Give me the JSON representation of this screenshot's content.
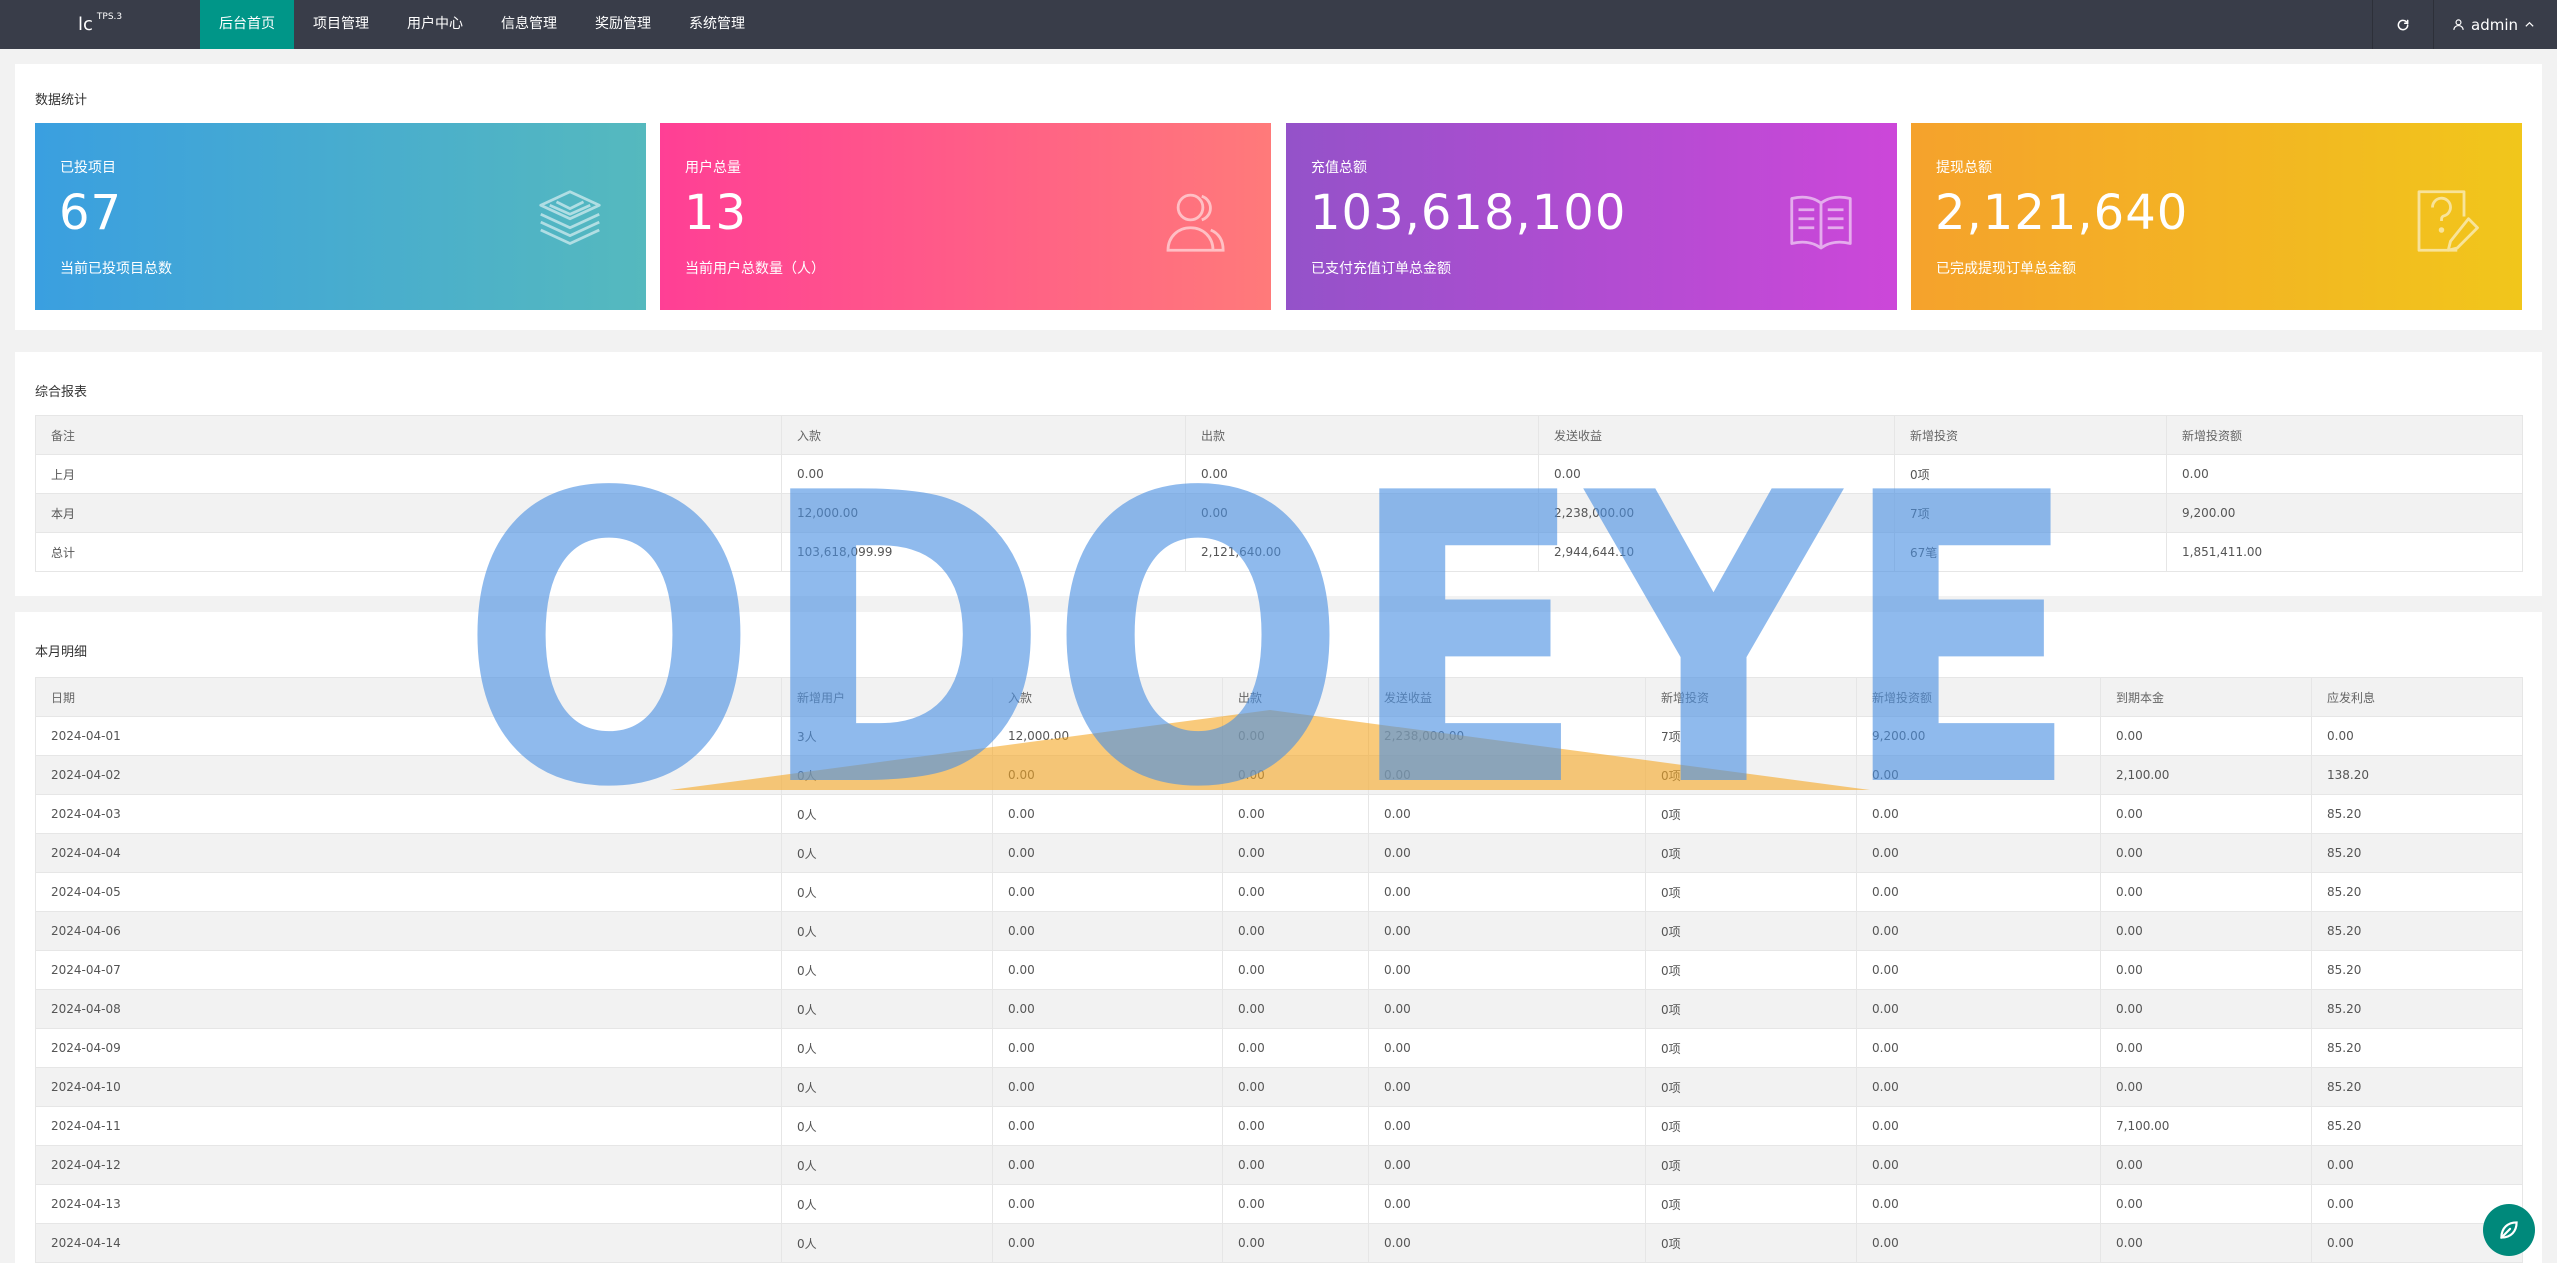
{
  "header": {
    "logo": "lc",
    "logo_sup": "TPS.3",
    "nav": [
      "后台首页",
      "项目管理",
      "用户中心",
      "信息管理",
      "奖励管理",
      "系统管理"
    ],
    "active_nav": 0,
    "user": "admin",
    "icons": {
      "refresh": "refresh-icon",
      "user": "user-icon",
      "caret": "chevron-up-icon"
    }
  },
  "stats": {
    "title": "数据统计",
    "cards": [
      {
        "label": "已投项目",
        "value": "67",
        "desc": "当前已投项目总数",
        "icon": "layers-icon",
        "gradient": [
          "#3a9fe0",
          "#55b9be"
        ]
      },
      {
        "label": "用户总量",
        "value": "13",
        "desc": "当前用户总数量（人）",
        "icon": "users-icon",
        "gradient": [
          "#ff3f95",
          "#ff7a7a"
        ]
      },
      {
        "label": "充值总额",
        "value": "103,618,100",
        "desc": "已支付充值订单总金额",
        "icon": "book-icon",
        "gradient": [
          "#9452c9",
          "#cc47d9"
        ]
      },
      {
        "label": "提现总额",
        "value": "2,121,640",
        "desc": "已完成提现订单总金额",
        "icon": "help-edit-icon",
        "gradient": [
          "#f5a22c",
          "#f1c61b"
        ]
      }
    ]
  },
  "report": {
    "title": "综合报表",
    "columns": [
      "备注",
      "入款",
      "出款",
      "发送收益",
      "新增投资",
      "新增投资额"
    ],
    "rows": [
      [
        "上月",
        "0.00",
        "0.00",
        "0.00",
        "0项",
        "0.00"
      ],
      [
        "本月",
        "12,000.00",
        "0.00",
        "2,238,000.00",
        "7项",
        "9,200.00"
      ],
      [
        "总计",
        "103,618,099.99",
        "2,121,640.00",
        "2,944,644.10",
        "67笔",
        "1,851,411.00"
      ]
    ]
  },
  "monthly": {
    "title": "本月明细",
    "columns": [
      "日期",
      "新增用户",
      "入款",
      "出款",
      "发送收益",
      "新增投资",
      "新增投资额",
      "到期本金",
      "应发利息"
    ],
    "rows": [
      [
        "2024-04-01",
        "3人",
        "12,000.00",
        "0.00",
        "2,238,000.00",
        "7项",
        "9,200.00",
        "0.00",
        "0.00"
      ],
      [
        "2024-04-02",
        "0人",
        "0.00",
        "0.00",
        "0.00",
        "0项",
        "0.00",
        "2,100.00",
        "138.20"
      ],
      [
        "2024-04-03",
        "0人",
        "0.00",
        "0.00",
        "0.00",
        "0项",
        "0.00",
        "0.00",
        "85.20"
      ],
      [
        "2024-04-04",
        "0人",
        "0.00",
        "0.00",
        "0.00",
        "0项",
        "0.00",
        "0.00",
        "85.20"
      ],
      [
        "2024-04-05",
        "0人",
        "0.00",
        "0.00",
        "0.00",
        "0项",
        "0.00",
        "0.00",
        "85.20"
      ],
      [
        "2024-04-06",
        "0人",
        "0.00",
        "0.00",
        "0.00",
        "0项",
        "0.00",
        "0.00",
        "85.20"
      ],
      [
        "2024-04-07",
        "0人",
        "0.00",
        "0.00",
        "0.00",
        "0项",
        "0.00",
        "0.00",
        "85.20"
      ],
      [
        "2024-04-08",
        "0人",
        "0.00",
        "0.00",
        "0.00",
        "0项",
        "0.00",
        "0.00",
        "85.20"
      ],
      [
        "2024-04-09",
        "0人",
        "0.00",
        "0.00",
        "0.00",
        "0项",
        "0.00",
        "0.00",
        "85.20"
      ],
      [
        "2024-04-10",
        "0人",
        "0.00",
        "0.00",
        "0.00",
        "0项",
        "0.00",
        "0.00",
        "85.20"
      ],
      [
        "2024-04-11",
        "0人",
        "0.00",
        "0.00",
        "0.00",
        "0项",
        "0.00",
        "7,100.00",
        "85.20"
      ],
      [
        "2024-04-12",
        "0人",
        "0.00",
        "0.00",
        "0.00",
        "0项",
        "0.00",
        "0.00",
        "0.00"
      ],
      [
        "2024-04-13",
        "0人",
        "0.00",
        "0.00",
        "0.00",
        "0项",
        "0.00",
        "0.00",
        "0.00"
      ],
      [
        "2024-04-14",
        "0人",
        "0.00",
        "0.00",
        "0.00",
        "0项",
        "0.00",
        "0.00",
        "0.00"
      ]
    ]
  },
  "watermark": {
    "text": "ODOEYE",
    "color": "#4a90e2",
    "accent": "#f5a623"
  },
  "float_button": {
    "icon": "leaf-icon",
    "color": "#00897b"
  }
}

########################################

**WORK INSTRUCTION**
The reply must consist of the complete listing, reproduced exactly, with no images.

**EXERCISE RESULT**
Give me the JSON representation of this screenshot's content.
{
  "header": {
    "logo": "lc",
    "logo_sup": "TPS.3",
    "nav": [
      "后台首页",
      "项目管理",
      "用户中心",
      "信息管理",
      "奖励管理",
      "系统管理"
    ],
    "active_nav": 0,
    "user": "admin",
    "icons": {
      "refresh": "refresh-icon",
      "user": "user-icon",
      "caret": "chevron-up-icon"
    }
  },
  "stats": {
    "title": "数据统计",
    "cards": [
      {
        "label": "已投项目",
        "value": "67",
        "desc": "当前已投项目总数",
        "icon": "layers-icon",
        "gradient": [
          "#3a9fe0",
          "#55b9be"
        ]
      },
      {
        "label": "用户总量",
        "value": "13",
        "desc": "当前用户总数量（人）",
        "icon": "users-icon",
        "gradient": [
          "#ff3f95",
          "#ff7a7a"
        ]
      },
      {
        "label": "充值总额",
        "value": "103,618,100",
        "desc": "已支付充值订单总金额",
        "icon": "book-icon",
        "gradient": [
          "#9452c9",
          "#cc47d9"
        ]
      },
      {
        "label": "提现总额",
        "value": "2,121,640",
        "desc": "已完成提现订单总金额",
        "icon": "help-edit-icon",
        "gradient": [
          "#f5a22c",
          "#f1c61b"
        ]
      }
    ]
  },
  "report": {
    "title": "综合报表",
    "columns": [
      "备注",
      "入款",
      "出款",
      "发送收益",
      "新增投资",
      "新增投资额"
    ],
    "rows": [
      [
        "上月",
        "0.00",
        "0.00",
        "0.00",
        "0项",
        "0.00"
      ],
      [
        "本月",
        "12,000.00",
        "0.00",
        "2,238,000.00",
        "7项",
        "9,200.00"
      ],
      [
        "总计",
        "103,618,099.99",
        "2,121,640.00",
        "2,944,644.10",
        "67笔",
        "1,851,411.00"
      ]
    ]
  },
  "monthly": {
    "title": "本月明细",
    "columns": [
      "日期",
      "新增用户",
      "入款",
      "出款",
      "发送收益",
      "新增投资",
      "新增投资额",
      "到期本金",
      "应发利息"
    ],
    "rows": [
      [
        "2024-04-01",
        "3人",
        "12,000.00",
        "0.00",
        "2,238,000.00",
        "7项",
        "9,200.00",
        "0.00",
        "0.00"
      ],
      [
        "2024-04-02",
        "0人",
        "0.00",
        "0.00",
        "0.00",
        "0项",
        "0.00",
        "2,100.00",
        "138.20"
      ],
      [
        "2024-04-03",
        "0人",
        "0.00",
        "0.00",
        "0.00",
        "0项",
        "0.00",
        "0.00",
        "85.20"
      ],
      [
        "2024-04-04",
        "0人",
        "0.00",
        "0.00",
        "0.00",
        "0项",
        "0.00",
        "0.00",
        "85.20"
      ],
      [
        "2024-04-05",
        "0人",
        "0.00",
        "0.00",
        "0.00",
        "0项",
        "0.00",
        "0.00",
        "85.20"
      ],
      [
        "2024-04-06",
        "0人",
        "0.00",
        "0.00",
        "0.00",
        "0项",
        "0.00",
        "0.00",
        "85.20"
      ],
      [
        "2024-04-07",
        "0人",
        "0.00",
        "0.00",
        "0.00",
        "0项",
        "0.00",
        "0.00",
        "85.20"
      ],
      [
        "2024-04-08",
        "0人",
        "0.00",
        "0.00",
        "0.00",
        "0项",
        "0.00",
        "0.00",
        "85.20"
      ],
      [
        "2024-04-09",
        "0人",
        "0.00",
        "0.00",
        "0.00",
        "0项",
        "0.00",
        "0.00",
        "85.20"
      ],
      [
        "2024-04-10",
        "0人",
        "0.00",
        "0.00",
        "0.00",
        "0项",
        "0.00",
        "0.00",
        "85.20"
      ],
      [
        "2024-04-11",
        "0人",
        "0.00",
        "0.00",
        "0.00",
        "0项",
        "0.00",
        "7,100.00",
        "85.20"
      ],
      [
        "2024-04-12",
        "0人",
        "0.00",
        "0.00",
        "0.00",
        "0项",
        "0.00",
        "0.00",
        "0.00"
      ],
      [
        "2024-04-13",
        "0人",
        "0.00",
        "0.00",
        "0.00",
        "0项",
        "0.00",
        "0.00",
        "0.00"
      ],
      [
        "2024-04-14",
        "0人",
        "0.00",
        "0.00",
        "0.00",
        "0项",
        "0.00",
        "0.00",
        "0.00"
      ]
    ]
  },
  "watermark": {
    "text": "ODOEYE",
    "color": "#4a90e2",
    "accent": "#f5a623"
  },
  "float_button": {
    "icon": "leaf-icon",
    "color": "#00897b"
  }
}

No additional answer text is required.